> _What the task asks_
Nothing but the lines from the one that holds "Serialize everything readable" through the end of the material should be repeated, each exactly as it stands, and pictures stay out.

> _Data extract_

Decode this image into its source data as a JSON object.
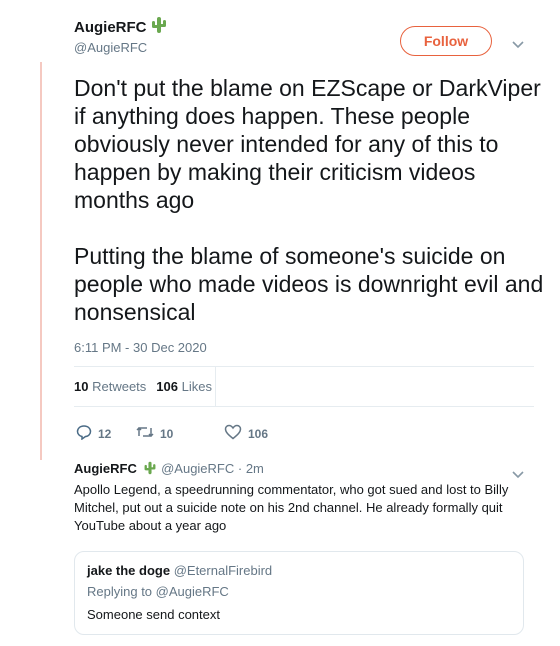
{
  "tweet": {
    "display_name": "AugieRFC",
    "handle": "@AugieRFC",
    "follow_label": "Follow",
    "text": "Don't put the blame on EZScape or DarkViper if anything does happen. These people obviously never intended for any of this to happen by making their criticism videos months ago\n\nPutting the blame of someone's suicide on people who made videos is downright evil and nonsensical",
    "timestamp": "6:11 PM - 30 Dec 2020",
    "retweets_count": "10",
    "retweets_label": "Retweets",
    "likes_count": "106",
    "likes_label": "Likes",
    "actions": {
      "reply_count": "12",
      "retweet_count": "10",
      "like_count": "106"
    }
  },
  "reply": {
    "display_name": "AugieRFC",
    "handle": "@AugieRFC",
    "time": "· 2m",
    "text": "Apollo Legend, a speedrunning commentator, who got sued and lost to Billy Mitchel, put out a suicide note on his 2nd channel. He already formally quit YouTube about a year ago"
  },
  "quoted": {
    "display_name": "jake the doge",
    "handle": "@EternalFirebird",
    "replying_to": "Replying to @AugieRFC",
    "text": "Someone send context"
  },
  "icons": [
    "cactus-icon",
    "chevron-down-icon",
    "reply-icon",
    "retweet-icon",
    "heart-icon"
  ],
  "colors": {
    "accent": "#e8623e",
    "muted": "#657786",
    "thread_line": "#f5c9c1"
  }
}
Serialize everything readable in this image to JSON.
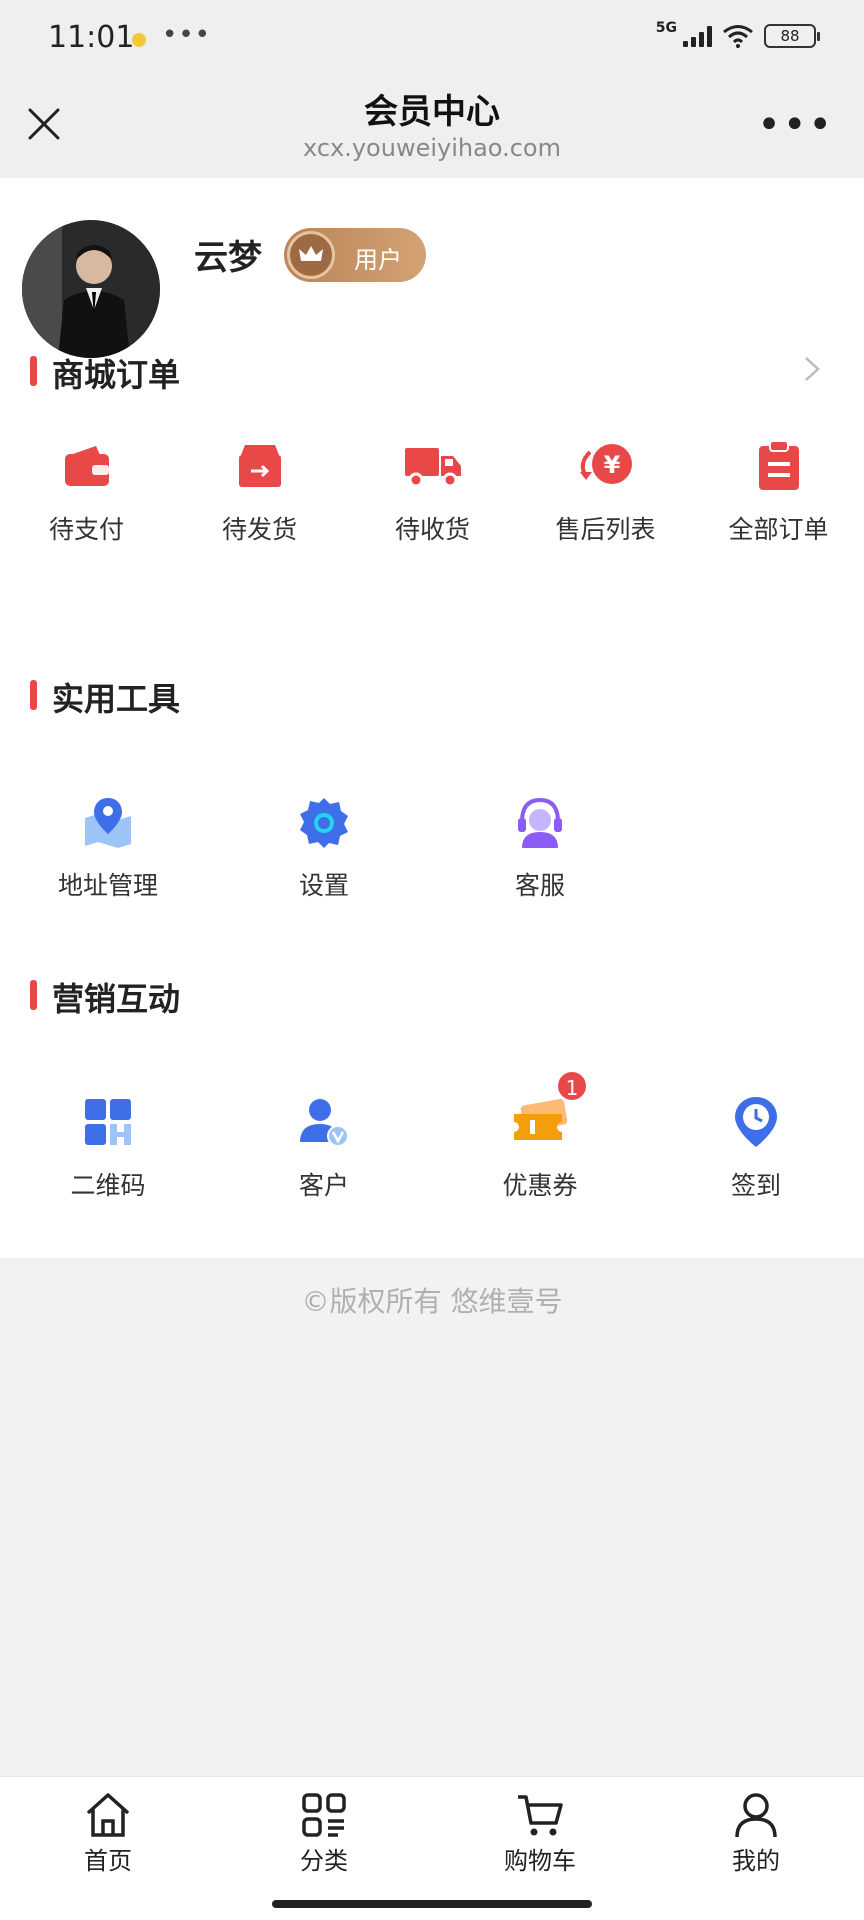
{
  "status_bar": {
    "time": "11:01",
    "network": "5G",
    "battery": "88"
  },
  "nav": {
    "title": "会员中心",
    "subtitle": "xcx.youweiyihao.com"
  },
  "profile": {
    "name": "云梦",
    "badge": "用户"
  },
  "orders": {
    "title": "商城订单",
    "items": [
      {
        "label": "待支付",
        "icon": "wallet-icon"
      },
      {
        "label": "待发货",
        "icon": "ship-box-icon"
      },
      {
        "label": "待收货",
        "icon": "truck-icon"
      },
      {
        "label": "售后列表",
        "icon": "refund-icon"
      },
      {
        "label": "全部订单",
        "icon": "clipboard-icon"
      }
    ]
  },
  "tools": {
    "title": "实用工具",
    "items": [
      {
        "label": "地址管理",
        "icon": "map-pin-icon"
      },
      {
        "label": "设置",
        "icon": "gear-icon"
      },
      {
        "label": "客服",
        "icon": "headset-icon"
      }
    ]
  },
  "marketing": {
    "title": "营销互动",
    "items": [
      {
        "label": "二维码",
        "icon": "qrcode-icon"
      },
      {
        "label": "客户",
        "icon": "customer-icon"
      },
      {
        "label": "优惠券",
        "icon": "coupon-icon",
        "badge": "1"
      },
      {
        "label": "签到",
        "icon": "checkin-icon"
      }
    ]
  },
  "copyright": "©版权所有 悠维壹号",
  "tabbar": [
    {
      "label": "首页",
      "icon": "home-icon"
    },
    {
      "label": "分类",
      "icon": "category-icon"
    },
    {
      "label": "购物车",
      "icon": "cart-icon"
    },
    {
      "label": "我的",
      "icon": "user-icon"
    }
  ],
  "colors": {
    "accent": "#e84848",
    "blue": "#3f6fe8",
    "gold": "#c99566",
    "purple": "#8b5cf6",
    "orange": "#f59e0b"
  }
}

> _Reply to the exercise_
Serialize everything readable in this image to JSON.
{
  "status_bar": {
    "time": "11:01",
    "network": "5G",
    "battery": "88"
  },
  "nav": {
    "title": "会员中心",
    "subtitle": "xcx.youweiyihao.com"
  },
  "profile": {
    "name": "云梦",
    "badge": "用户"
  },
  "orders": {
    "title": "商城订单",
    "items": [
      {
        "label": "待支付",
        "icon": "wallet-icon"
      },
      {
        "label": "待发货",
        "icon": "ship-box-icon"
      },
      {
        "label": "待收货",
        "icon": "truck-icon"
      },
      {
        "label": "售后列表",
        "icon": "refund-icon"
      },
      {
        "label": "全部订单",
        "icon": "clipboard-icon"
      }
    ]
  },
  "tools": {
    "title": "实用工具",
    "items": [
      {
        "label": "地址管理",
        "icon": "map-pin-icon"
      },
      {
        "label": "设置",
        "icon": "gear-icon"
      },
      {
        "label": "客服",
        "icon": "headset-icon"
      }
    ]
  },
  "marketing": {
    "title": "营销互动",
    "items": [
      {
        "label": "二维码",
        "icon": "qrcode-icon"
      },
      {
        "label": "客户",
        "icon": "customer-icon"
      },
      {
        "label": "优惠券",
        "icon": "coupon-icon",
        "badge": "1"
      },
      {
        "label": "签到",
        "icon": "checkin-icon"
      }
    ]
  },
  "copyright": "©版权所有 悠维壹号",
  "tabbar": [
    {
      "label": "首页",
      "icon": "home-icon"
    },
    {
      "label": "分类",
      "icon": "category-icon"
    },
    {
      "label": "购物车",
      "icon": "cart-icon"
    },
    {
      "label": "我的",
      "icon": "user-icon"
    }
  ],
  "colors": {
    "accent": "#e84848",
    "blue": "#3f6fe8",
    "gold": "#c99566",
    "purple": "#8b5cf6",
    "orange": "#f59e0b"
  }
}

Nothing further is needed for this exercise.